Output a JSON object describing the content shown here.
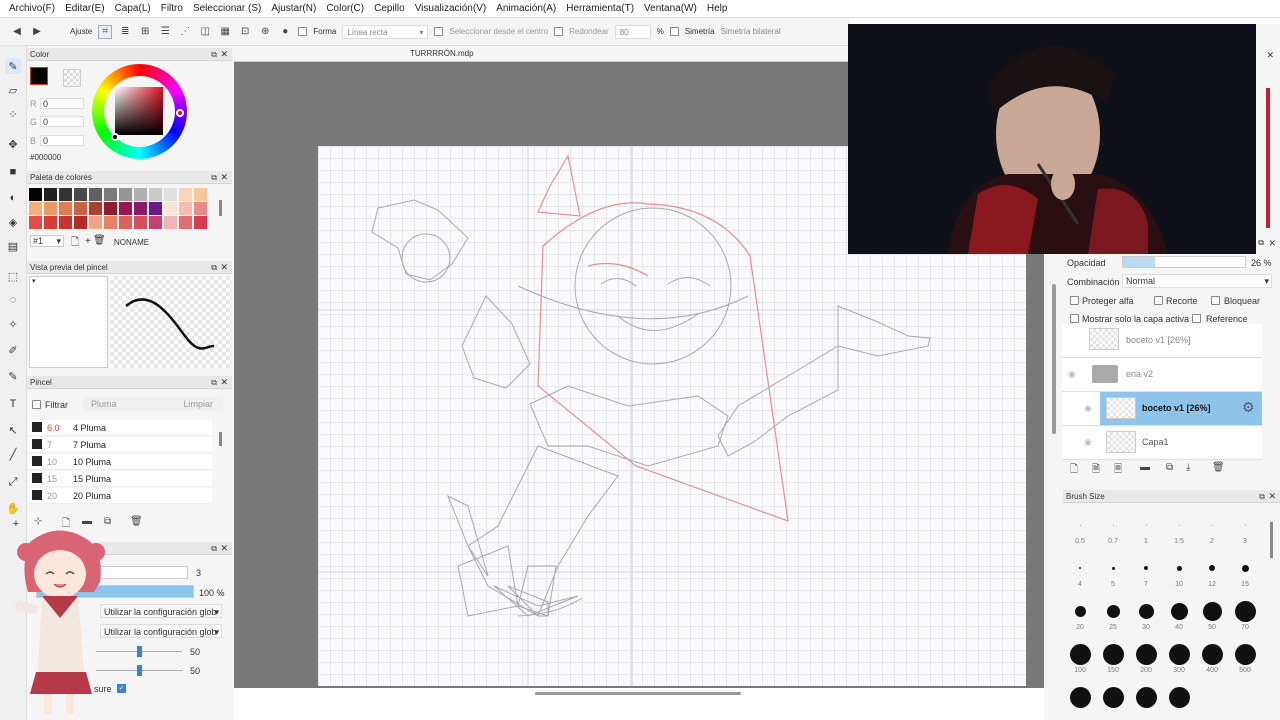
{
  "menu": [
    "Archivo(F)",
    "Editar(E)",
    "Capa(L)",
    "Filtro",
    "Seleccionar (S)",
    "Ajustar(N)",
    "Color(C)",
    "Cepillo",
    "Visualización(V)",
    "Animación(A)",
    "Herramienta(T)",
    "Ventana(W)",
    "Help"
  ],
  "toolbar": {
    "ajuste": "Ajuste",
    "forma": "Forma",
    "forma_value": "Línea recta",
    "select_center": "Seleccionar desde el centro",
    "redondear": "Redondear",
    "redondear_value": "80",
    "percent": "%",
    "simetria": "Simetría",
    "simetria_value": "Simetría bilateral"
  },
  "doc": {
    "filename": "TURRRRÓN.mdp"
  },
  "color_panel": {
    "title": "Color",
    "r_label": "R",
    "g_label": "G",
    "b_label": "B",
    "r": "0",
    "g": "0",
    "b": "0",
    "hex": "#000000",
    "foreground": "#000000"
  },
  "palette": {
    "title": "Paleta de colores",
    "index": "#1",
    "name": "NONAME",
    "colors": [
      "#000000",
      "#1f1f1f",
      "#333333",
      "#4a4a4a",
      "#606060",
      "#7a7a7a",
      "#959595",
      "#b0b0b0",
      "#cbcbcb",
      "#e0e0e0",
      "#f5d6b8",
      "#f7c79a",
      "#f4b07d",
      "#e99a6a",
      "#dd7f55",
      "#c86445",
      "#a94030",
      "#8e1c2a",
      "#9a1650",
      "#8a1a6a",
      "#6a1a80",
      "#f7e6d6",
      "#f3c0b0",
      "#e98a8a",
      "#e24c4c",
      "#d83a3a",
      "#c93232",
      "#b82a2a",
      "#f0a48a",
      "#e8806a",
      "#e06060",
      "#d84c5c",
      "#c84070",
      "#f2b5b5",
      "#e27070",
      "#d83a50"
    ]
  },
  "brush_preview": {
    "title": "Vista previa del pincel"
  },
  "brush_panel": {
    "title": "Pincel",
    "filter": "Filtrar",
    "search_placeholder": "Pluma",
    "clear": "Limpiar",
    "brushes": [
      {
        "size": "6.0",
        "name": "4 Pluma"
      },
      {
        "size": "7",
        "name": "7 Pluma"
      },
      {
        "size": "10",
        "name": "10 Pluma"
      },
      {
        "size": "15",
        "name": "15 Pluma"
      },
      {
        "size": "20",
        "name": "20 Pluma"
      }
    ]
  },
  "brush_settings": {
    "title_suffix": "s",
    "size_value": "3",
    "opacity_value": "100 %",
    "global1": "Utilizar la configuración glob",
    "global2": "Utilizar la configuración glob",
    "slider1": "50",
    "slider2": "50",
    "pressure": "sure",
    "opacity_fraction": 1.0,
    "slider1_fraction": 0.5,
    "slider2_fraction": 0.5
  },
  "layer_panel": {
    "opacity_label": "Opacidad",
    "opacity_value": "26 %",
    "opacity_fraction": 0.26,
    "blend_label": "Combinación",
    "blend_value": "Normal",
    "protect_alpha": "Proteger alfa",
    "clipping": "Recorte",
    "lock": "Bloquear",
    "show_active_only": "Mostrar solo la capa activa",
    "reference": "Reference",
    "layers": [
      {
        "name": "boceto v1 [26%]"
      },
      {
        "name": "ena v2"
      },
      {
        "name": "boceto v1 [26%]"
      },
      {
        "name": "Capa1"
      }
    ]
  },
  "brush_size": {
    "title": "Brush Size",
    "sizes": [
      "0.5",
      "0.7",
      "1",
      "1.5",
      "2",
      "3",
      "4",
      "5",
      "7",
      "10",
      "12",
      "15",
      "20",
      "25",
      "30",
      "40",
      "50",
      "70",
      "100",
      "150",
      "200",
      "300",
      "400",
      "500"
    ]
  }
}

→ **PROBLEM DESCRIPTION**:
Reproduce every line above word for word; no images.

→ **REPLY TO THE EXERCISE**:
Output a JSON object describing the content shown here.
{
  "menu": [
    "Archivo(F)",
    "Editar(E)",
    "Capa(L)",
    "Filtro",
    "Seleccionar (S)",
    "Ajustar(N)",
    "Color(C)",
    "Cepillo",
    "Visualización(V)",
    "Animación(A)",
    "Herramienta(T)",
    "Ventana(W)",
    "Help"
  ],
  "toolbar": {
    "ajuste": "Ajuste",
    "forma": "Forma",
    "forma_value": "Línea recta",
    "select_center": "Seleccionar desde el centro",
    "redondear": "Redondear",
    "redondear_value": "80",
    "percent": "%",
    "simetria": "Simetría",
    "simetria_value": "Simetría bilateral"
  },
  "doc": {
    "filename": "TURRRRÓN.mdp"
  },
  "color_panel": {
    "title": "Color",
    "r_label": "R",
    "g_label": "G",
    "b_label": "B",
    "r": "0",
    "g": "0",
    "b": "0",
    "hex": "#000000",
    "foreground": "#000000"
  },
  "palette": {
    "title": "Paleta de colores",
    "index": "#1",
    "name": "NONAME",
    "colors": [
      "#000000",
      "#1f1f1f",
      "#333333",
      "#4a4a4a",
      "#606060",
      "#7a7a7a",
      "#959595",
      "#b0b0b0",
      "#cbcbcb",
      "#e0e0e0",
      "#f5d6b8",
      "#f7c79a",
      "#f4b07d",
      "#e99a6a",
      "#dd7f55",
      "#c86445",
      "#a94030",
      "#8e1c2a",
      "#9a1650",
      "#8a1a6a",
      "#6a1a80",
      "#f7e6d6",
      "#f3c0b0",
      "#e98a8a",
      "#e24c4c",
      "#d83a3a",
      "#c93232",
      "#b82a2a",
      "#f0a48a",
      "#e8806a",
      "#e06060",
      "#d84c5c",
      "#c84070",
      "#f2b5b5",
      "#e27070",
      "#d83a50"
    ]
  },
  "brush_preview": {
    "title": "Vista previa del pincel"
  },
  "brush_panel": {
    "title": "Pincel",
    "filter": "Filtrar",
    "search_placeholder": "Pluma",
    "clear": "Limpiar",
    "brushes": [
      {
        "size": "6.0",
        "name": "4 Pluma"
      },
      {
        "size": "7",
        "name": "7 Pluma"
      },
      {
        "size": "10",
        "name": "10 Pluma"
      },
      {
        "size": "15",
        "name": "15 Pluma"
      },
      {
        "size": "20",
        "name": "20 Pluma"
      }
    ]
  },
  "brush_settings": {
    "title_suffix": "s",
    "size_value": "3",
    "opacity_value": "100 %",
    "global1": "Utilizar la configuración glob",
    "global2": "Utilizar la configuración glob",
    "slider1": "50",
    "slider2": "50",
    "pressure": "sure",
    "opacity_fraction": 1.0,
    "slider1_fraction": 0.5,
    "slider2_fraction": 0.5
  },
  "layer_panel": {
    "opacity_label": "Opacidad",
    "opacity_value": "26 %",
    "opacity_fraction": 0.26,
    "blend_label": "Combinación",
    "blend_value": "Normal",
    "protect_alpha": "Proteger alfa",
    "clipping": "Recorte",
    "lock": "Bloquear",
    "show_active_only": "Mostrar solo la capa activa",
    "reference": "Reference",
    "layers": [
      {
        "name": "boceto v1 [26%]"
      },
      {
        "name": "ena v2"
      },
      {
        "name": "boceto v1 [26%]"
      },
      {
        "name": "Capa1"
      }
    ]
  },
  "brush_size": {
    "title": "Brush Size",
    "sizes": [
      "0.5",
      "0.7",
      "1",
      "1.5",
      "2",
      "3",
      "4",
      "5",
      "7",
      "10",
      "12",
      "15",
      "20",
      "25",
      "30",
      "40",
      "50",
      "70",
      "100",
      "150",
      "200",
      "300",
      "400",
      "500"
    ]
  }
}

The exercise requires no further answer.